ABOUT THIS EXERCISE
This exercise asks for an exact copy of every entry below, with pictures omitted.

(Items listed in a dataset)
►

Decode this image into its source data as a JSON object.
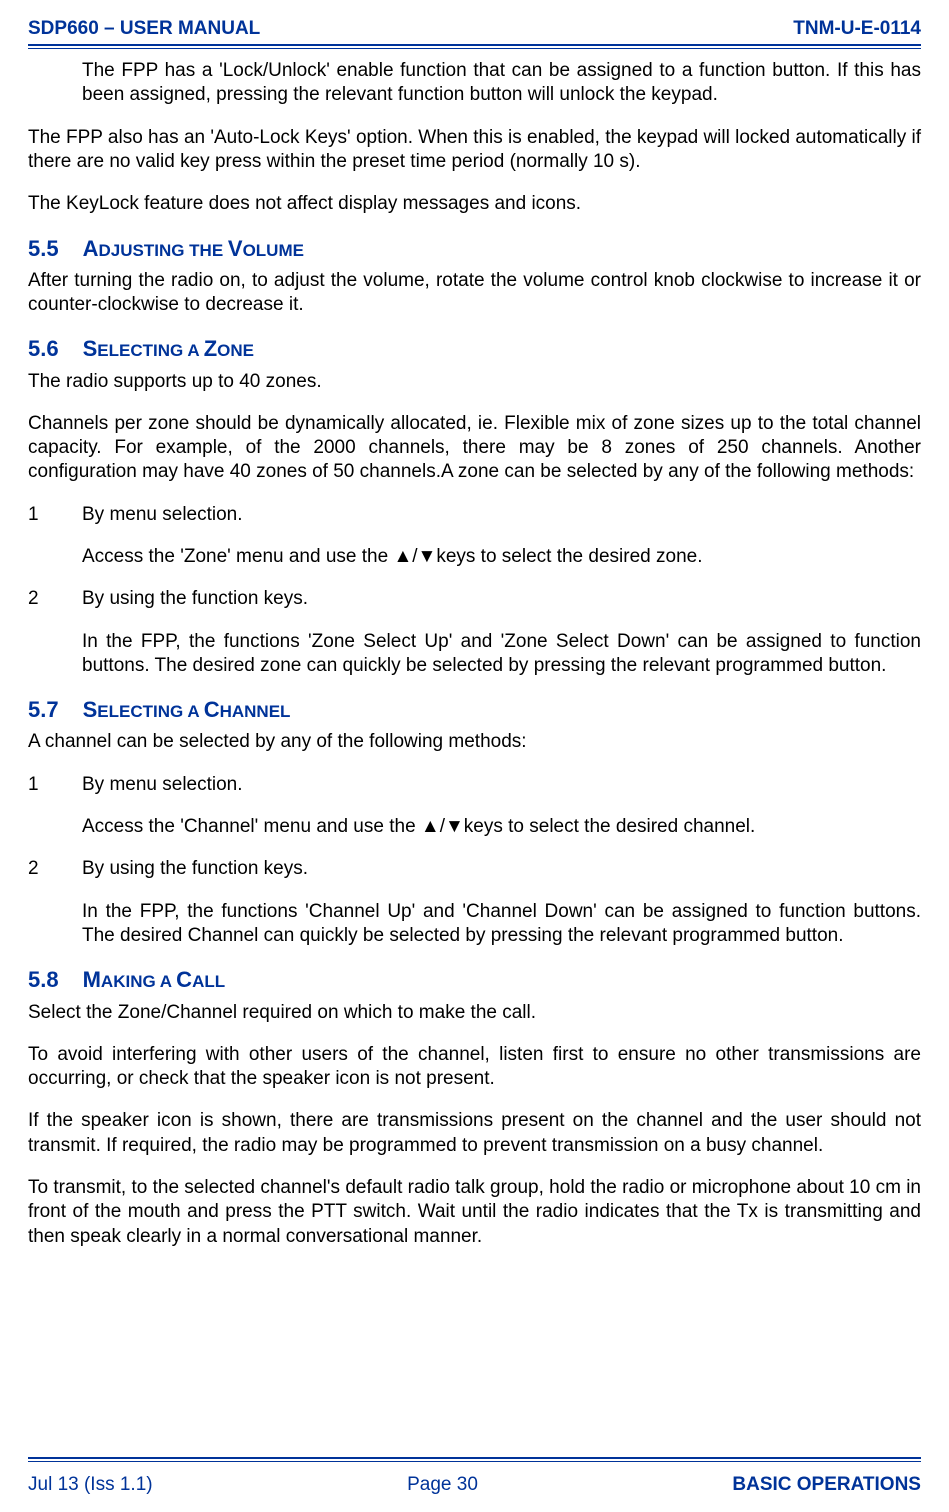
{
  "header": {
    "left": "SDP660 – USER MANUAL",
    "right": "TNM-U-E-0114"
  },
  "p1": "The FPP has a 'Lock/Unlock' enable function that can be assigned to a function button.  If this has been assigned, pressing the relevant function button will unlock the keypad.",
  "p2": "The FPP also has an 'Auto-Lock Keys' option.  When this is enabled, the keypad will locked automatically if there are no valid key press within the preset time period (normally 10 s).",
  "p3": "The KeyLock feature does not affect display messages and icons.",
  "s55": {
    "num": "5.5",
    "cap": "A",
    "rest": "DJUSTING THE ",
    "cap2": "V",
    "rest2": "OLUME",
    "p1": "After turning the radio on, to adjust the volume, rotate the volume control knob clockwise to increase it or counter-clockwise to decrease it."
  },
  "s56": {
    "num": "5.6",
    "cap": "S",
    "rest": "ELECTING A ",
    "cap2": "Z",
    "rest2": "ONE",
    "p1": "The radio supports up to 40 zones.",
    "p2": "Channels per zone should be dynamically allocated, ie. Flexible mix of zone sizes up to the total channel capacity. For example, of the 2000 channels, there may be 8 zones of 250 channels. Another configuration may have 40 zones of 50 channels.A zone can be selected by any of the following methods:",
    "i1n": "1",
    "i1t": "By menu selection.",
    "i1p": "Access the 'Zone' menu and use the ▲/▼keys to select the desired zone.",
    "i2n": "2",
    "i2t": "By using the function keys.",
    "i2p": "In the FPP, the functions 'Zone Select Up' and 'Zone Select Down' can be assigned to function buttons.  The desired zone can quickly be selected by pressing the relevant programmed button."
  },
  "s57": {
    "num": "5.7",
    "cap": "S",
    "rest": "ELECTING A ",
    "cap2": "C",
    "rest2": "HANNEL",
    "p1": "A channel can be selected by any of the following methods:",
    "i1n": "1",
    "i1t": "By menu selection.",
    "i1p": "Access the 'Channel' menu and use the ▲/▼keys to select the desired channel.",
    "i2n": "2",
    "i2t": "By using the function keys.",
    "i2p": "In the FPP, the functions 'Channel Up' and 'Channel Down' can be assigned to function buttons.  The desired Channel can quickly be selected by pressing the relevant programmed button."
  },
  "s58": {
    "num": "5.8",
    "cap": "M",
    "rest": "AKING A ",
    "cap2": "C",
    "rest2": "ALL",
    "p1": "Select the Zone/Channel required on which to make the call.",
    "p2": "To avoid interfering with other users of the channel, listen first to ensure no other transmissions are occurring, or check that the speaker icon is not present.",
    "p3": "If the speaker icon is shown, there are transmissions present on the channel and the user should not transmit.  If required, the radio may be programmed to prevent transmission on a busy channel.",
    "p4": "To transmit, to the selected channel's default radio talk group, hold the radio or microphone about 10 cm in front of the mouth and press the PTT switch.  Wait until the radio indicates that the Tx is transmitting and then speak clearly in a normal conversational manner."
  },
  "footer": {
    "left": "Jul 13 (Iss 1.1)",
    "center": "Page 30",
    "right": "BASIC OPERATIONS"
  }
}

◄

ANSWER
Decode this image into its source data as a JSON object.
{
  "header": {
    "left": "SDP660 – USER MANUAL",
    "right": "TNM-U-E-0114"
  },
  "p1": "The FPP has a 'Lock/Unlock' enable function that can be assigned to a function button.  If this has been assigned, pressing the relevant function button will unlock the keypad.",
  "p2": "The FPP also has an 'Auto-Lock Keys' option.  When this is enabled, the keypad will locked automatically if there are no valid key press within the preset time period (normally 10 s).",
  "p3": "The KeyLock feature does not affect display messages and icons.",
  "s55": {
    "num": "5.5",
    "cap": "A",
    "rest": "DJUSTING THE ",
    "cap2": "V",
    "rest2": "OLUME",
    "p1": "After turning the radio on, to adjust the volume, rotate the volume control knob clockwise to increase it or counter-clockwise to decrease it."
  },
  "s56": {
    "num": "5.6",
    "cap": "S",
    "rest": "ELECTING A ",
    "cap2": "Z",
    "rest2": "ONE",
    "p1": "The radio supports up to 40 zones.",
    "p2": "Channels per zone should be dynamically allocated, ie. Flexible mix of zone sizes up to the total channel capacity. For example, of the 2000 channels, there may be 8 zones of 250 channels. Another configuration may have 40 zones of 50 channels.A zone can be selected by any of the following methods:",
    "i1n": "1",
    "i1t": "By menu selection.",
    "i1p": "Access the 'Zone' menu and use the ▲/▼keys to select the desired zone.",
    "i2n": "2",
    "i2t": "By using the function keys.",
    "i2p": "In the FPP, the functions 'Zone Select Up' and 'Zone Select Down' can be assigned to function buttons.  The desired zone can quickly be selected by pressing the relevant programmed button."
  },
  "s57": {
    "num": "5.7",
    "cap": "S",
    "rest": "ELECTING A ",
    "cap2": "C",
    "rest2": "HANNEL",
    "p1": "A channel can be selected by any of the following methods:",
    "i1n": "1",
    "i1t": "By menu selection.",
    "i1p": "Access the 'Channel' menu and use the ▲/▼keys to select the desired channel.",
    "i2n": "2",
    "i2t": "By using the function keys.",
    "i2p": "In the FPP, the functions 'Channel Up' and 'Channel Down' can be assigned to function buttons.  The desired Channel can quickly be selected by pressing the relevant programmed button."
  },
  "s58": {
    "num": "5.8",
    "cap": "M",
    "rest": "AKING A ",
    "cap2": "C",
    "rest2": "ALL",
    "p1": "Select the Zone/Channel required on which to make the call.",
    "p2": "To avoid interfering with other users of the channel, listen first to ensure no other transmissions are occurring, or check that the speaker icon is not present.",
    "p3": "If the speaker icon is shown, there are transmissions present on the channel and the user should not transmit.  If required, the radio may be programmed to prevent transmission on a busy channel.",
    "p4": "To transmit, to the selected channel's default radio talk group, hold the radio or microphone about 10 cm in front of the mouth and press the PTT switch.  Wait until the radio indicates that the Tx is transmitting and then speak clearly in a normal conversational manner."
  },
  "footer": {
    "left": "Jul 13 (Iss 1.1)",
    "center": "Page 30",
    "right": "BASIC OPERATIONS"
  }
}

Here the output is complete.